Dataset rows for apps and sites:

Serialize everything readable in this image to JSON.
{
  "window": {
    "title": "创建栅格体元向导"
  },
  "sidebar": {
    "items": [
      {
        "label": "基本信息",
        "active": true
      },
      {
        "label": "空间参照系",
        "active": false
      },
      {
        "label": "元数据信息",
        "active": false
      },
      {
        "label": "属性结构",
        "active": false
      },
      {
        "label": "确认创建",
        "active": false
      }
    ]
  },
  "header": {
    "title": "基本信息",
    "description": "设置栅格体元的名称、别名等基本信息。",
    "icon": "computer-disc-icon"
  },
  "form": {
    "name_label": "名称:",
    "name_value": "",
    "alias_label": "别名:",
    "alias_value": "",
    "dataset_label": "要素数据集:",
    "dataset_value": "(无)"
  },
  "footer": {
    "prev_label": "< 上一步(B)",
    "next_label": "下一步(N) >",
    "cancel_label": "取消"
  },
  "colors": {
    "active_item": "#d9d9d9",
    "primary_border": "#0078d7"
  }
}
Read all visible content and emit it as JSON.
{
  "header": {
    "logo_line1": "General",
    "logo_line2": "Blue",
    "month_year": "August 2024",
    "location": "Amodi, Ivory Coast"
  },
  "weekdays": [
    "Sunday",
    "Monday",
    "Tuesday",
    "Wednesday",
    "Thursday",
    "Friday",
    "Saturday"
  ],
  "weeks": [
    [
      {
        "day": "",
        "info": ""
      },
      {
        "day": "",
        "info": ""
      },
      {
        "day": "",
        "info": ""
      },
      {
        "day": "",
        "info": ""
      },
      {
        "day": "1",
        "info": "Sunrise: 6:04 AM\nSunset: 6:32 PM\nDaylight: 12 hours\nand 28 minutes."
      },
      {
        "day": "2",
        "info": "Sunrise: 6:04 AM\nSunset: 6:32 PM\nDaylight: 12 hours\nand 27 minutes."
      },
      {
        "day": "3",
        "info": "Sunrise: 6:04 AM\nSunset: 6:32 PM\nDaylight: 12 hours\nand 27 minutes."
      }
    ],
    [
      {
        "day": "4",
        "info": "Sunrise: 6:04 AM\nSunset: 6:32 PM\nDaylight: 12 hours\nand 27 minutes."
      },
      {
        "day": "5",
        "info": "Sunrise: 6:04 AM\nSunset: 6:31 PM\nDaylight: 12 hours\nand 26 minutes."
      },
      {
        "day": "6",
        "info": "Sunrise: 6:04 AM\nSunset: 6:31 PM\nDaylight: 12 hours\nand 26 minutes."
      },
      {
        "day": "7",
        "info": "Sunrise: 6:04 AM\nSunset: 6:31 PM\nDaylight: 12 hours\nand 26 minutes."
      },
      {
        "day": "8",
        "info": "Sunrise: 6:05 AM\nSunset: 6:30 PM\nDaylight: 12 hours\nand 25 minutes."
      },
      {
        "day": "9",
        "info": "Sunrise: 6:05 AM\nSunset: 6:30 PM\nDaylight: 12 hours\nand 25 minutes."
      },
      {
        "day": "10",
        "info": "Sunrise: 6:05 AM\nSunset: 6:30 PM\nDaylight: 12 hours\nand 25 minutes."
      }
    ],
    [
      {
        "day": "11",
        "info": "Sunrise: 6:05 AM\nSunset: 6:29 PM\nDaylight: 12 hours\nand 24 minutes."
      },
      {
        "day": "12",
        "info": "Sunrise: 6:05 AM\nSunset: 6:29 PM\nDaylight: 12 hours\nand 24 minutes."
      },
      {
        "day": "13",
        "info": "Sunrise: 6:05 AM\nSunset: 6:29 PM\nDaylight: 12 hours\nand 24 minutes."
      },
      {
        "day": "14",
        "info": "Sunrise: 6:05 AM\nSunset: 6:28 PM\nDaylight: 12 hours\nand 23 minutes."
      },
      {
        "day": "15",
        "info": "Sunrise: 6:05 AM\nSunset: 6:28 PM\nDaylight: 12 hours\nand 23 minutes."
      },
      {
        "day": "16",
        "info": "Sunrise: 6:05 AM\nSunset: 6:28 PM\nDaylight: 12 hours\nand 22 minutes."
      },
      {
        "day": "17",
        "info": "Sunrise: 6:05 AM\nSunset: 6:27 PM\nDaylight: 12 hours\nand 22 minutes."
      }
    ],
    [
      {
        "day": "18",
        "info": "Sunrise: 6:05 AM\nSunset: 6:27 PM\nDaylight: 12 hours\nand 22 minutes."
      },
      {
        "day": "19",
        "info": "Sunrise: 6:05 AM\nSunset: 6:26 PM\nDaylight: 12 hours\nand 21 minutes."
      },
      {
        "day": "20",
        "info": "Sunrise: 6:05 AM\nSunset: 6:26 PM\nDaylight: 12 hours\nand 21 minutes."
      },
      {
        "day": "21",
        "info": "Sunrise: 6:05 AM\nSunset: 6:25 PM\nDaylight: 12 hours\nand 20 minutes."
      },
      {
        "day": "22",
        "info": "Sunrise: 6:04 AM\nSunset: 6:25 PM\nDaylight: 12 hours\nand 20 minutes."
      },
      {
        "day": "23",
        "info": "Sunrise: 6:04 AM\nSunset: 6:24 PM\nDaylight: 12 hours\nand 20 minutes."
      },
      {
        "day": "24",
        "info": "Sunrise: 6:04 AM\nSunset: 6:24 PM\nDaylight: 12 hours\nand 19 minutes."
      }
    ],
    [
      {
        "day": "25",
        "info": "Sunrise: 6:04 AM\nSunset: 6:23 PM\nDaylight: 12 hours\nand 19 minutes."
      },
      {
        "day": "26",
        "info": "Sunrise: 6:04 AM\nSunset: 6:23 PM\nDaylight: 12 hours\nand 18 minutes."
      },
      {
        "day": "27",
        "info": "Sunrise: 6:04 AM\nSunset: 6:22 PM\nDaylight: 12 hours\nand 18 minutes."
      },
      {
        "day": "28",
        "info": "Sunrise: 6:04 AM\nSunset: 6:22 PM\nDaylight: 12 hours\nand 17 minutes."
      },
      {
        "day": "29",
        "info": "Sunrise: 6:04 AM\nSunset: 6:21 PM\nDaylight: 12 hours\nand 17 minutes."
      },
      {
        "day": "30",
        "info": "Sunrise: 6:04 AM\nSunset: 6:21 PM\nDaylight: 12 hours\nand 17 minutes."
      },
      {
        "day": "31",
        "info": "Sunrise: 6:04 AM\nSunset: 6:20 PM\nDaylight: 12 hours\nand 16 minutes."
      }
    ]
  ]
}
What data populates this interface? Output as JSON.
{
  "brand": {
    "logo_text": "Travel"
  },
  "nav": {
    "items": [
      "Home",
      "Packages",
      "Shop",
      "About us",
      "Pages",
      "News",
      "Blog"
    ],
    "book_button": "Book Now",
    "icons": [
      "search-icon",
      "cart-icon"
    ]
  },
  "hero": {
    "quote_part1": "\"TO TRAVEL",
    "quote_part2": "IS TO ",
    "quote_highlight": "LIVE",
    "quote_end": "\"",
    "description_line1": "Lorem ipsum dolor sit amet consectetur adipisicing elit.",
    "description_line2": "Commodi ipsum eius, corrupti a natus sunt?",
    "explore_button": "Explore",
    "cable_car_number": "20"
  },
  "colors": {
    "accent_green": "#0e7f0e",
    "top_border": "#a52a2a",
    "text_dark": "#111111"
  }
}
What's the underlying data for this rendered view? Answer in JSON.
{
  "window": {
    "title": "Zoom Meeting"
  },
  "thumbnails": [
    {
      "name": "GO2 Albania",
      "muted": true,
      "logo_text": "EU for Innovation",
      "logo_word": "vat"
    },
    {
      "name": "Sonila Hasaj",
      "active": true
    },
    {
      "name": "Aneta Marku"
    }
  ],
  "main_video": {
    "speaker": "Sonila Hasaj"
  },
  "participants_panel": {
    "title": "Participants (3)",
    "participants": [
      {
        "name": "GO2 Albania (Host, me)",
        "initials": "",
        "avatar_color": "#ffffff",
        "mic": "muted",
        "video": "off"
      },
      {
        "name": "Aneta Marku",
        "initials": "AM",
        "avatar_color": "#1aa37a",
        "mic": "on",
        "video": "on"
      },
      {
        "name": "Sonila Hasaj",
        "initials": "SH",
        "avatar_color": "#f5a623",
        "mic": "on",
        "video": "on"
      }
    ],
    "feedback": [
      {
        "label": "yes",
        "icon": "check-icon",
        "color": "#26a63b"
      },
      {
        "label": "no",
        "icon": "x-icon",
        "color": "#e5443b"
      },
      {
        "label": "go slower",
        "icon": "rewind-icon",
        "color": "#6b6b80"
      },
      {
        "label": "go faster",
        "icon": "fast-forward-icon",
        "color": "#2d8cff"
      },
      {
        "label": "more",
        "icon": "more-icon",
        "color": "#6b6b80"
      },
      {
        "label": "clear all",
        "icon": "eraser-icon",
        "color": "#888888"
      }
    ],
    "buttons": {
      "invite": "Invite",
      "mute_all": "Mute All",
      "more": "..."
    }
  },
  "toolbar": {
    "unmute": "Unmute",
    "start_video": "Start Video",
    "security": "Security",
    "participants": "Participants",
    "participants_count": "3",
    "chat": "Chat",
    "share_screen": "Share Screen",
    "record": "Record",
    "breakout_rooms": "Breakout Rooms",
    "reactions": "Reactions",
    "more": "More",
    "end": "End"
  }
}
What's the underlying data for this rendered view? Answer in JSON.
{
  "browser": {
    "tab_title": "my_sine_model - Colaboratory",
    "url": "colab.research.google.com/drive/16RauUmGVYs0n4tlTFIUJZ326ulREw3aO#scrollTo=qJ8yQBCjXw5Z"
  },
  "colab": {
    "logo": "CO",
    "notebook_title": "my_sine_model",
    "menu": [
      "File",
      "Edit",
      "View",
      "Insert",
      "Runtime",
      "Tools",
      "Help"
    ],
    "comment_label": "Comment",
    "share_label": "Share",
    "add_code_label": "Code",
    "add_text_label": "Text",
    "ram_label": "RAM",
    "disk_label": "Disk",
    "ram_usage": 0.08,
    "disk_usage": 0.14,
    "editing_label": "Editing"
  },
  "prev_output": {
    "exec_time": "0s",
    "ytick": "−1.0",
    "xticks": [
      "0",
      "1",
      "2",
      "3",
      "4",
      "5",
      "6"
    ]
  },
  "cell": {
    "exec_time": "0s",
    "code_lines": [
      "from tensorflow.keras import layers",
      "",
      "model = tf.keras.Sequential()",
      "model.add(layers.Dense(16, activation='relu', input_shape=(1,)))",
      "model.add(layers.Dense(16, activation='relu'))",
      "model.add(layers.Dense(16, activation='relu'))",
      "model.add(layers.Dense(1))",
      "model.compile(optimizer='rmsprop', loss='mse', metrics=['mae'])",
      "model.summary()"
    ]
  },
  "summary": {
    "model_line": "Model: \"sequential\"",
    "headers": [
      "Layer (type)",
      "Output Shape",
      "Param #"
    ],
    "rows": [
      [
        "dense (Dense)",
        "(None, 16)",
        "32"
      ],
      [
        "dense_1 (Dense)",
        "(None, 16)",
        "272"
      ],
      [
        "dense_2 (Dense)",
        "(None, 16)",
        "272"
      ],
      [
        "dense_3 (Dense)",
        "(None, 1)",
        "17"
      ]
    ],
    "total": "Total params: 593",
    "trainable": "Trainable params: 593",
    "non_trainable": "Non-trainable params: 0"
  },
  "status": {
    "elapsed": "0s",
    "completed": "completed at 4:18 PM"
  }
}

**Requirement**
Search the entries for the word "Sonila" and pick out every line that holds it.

**Response area**
      "name": "Sonila Hasaj",
    "speaker": "Sonila Hasaj"
        "name": "Sonila Hasaj",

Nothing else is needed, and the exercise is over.